● TASK:
Reproduce exactly, and nothing but, the lines between the one with "Transcribe this image's" and the end of the entries, both ends included.

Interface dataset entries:

═══

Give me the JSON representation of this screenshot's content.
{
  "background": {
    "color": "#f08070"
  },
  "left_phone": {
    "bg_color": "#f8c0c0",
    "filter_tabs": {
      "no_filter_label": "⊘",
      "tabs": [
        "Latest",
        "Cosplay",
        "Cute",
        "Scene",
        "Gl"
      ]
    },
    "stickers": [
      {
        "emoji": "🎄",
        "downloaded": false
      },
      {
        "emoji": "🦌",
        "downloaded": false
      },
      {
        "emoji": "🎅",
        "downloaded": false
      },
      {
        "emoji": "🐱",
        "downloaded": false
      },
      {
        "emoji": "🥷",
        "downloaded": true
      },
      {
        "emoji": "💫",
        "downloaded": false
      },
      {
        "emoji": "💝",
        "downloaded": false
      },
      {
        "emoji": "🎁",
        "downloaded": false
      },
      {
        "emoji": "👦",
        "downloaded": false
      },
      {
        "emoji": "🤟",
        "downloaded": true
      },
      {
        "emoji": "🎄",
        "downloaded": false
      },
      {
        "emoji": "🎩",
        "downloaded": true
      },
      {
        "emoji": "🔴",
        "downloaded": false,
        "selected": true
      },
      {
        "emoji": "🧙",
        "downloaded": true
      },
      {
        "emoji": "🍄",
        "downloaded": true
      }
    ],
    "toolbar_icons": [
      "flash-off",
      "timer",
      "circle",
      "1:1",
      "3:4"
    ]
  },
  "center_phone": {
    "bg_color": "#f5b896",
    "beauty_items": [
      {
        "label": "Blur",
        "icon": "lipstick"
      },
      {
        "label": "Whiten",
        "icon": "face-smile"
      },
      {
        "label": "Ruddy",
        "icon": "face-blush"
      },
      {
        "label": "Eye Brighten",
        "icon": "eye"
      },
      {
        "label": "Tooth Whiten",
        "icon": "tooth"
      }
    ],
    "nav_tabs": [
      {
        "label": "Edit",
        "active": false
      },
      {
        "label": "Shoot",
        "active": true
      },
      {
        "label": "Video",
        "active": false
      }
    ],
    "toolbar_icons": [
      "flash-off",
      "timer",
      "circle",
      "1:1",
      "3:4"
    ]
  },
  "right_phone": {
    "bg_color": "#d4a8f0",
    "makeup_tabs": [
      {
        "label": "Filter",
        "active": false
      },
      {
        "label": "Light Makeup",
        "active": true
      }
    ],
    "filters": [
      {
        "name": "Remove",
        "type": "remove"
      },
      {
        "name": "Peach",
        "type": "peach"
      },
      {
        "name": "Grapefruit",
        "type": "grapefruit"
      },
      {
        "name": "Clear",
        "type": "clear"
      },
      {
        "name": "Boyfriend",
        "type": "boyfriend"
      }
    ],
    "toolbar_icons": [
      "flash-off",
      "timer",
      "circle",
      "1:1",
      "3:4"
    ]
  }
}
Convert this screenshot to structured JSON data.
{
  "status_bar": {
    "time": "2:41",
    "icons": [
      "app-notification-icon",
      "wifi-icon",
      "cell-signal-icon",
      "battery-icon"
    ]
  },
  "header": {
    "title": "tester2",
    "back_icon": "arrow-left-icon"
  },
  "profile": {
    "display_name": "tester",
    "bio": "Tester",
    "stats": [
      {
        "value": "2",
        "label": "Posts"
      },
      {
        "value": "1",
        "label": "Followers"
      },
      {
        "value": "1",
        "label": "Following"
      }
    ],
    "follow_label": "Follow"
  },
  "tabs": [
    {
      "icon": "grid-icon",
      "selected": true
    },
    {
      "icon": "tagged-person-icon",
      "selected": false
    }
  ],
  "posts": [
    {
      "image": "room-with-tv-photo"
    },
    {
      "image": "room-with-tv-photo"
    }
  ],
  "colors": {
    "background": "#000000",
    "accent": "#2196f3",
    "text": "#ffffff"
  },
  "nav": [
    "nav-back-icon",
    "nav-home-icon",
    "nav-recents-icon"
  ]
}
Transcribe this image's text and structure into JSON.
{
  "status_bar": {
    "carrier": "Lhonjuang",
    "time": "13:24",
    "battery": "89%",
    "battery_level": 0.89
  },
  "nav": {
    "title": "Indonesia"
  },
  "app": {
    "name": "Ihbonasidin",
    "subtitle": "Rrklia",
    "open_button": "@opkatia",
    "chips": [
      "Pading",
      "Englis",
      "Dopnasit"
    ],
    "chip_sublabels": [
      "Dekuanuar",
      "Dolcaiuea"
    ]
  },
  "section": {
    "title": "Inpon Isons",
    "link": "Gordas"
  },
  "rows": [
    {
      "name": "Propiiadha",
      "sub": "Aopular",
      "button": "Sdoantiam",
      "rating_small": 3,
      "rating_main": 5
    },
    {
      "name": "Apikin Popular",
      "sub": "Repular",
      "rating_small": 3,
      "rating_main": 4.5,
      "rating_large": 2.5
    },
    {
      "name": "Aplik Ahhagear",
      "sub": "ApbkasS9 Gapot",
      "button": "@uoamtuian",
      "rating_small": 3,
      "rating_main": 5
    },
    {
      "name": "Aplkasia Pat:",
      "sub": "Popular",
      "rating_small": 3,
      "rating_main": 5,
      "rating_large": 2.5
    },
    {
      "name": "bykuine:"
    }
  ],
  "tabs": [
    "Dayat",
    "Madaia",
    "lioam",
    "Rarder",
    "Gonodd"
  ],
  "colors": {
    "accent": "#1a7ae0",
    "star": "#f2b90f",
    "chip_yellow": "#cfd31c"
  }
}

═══

● WRITTEN REPLY:
Transcribe this image's text and structure into JSON.
{
  "status_bar": {
    "carrier": "Lhonjuang",
    "time": "13:24",
    "battery": "89%",
    "battery_level": 0.89
  },
  "nav": {
    "title": "Indonesia"
  },
  "app": {
    "name": "Ihbonasidin",
    "subtitle": "Rrklia",
    "open_button": "@opkatia",
    "chips": [
      "Pading",
      "Englis",
      "Dopnasit"
    ],
    "chip_sublabels": [
      "Dekuanuar",
      "Dolcaiuea"
    ]
  },
  "section": {
    "title": "Inpon Isons",
    "link": "Gordas"
  },
  "rows": [
    {
      "name": "Propiiadha",
      "sub": "Aopular",
      "button": "Sdoantiam",
      "rating_small": 3,
      "rating_main": 5
    },
    {
      "name": "Apikin Popular",
      "sub": "Repular",
      "rating_small": 3,
      "rating_main": 4.5,
      "rating_large": 2.5
    },
    {
      "name": "Aplik Ahhagear",
      "sub": "ApbkasS9 Gapot",
      "button": "@uoamtuian",
      "rating_small": 3,
      "rating_main": 5
    },
    {
      "name": "Aplkasia Pat:",
      "sub": "Popular",
      "rating_small": 3,
      "rating_main": 5,
      "rating_large": 2.5
    },
    {
      "name": "bykuine:"
    }
  ],
  "tabs": [
    "Dayat",
    "Madaia",
    "lioam",
    "Rarder",
    "Gonodd"
  ],
  "colors": {
    "accent": "#1a7ae0",
    "star": "#f2b90f",
    "chip_yellow": "#cfd31c"
  }
}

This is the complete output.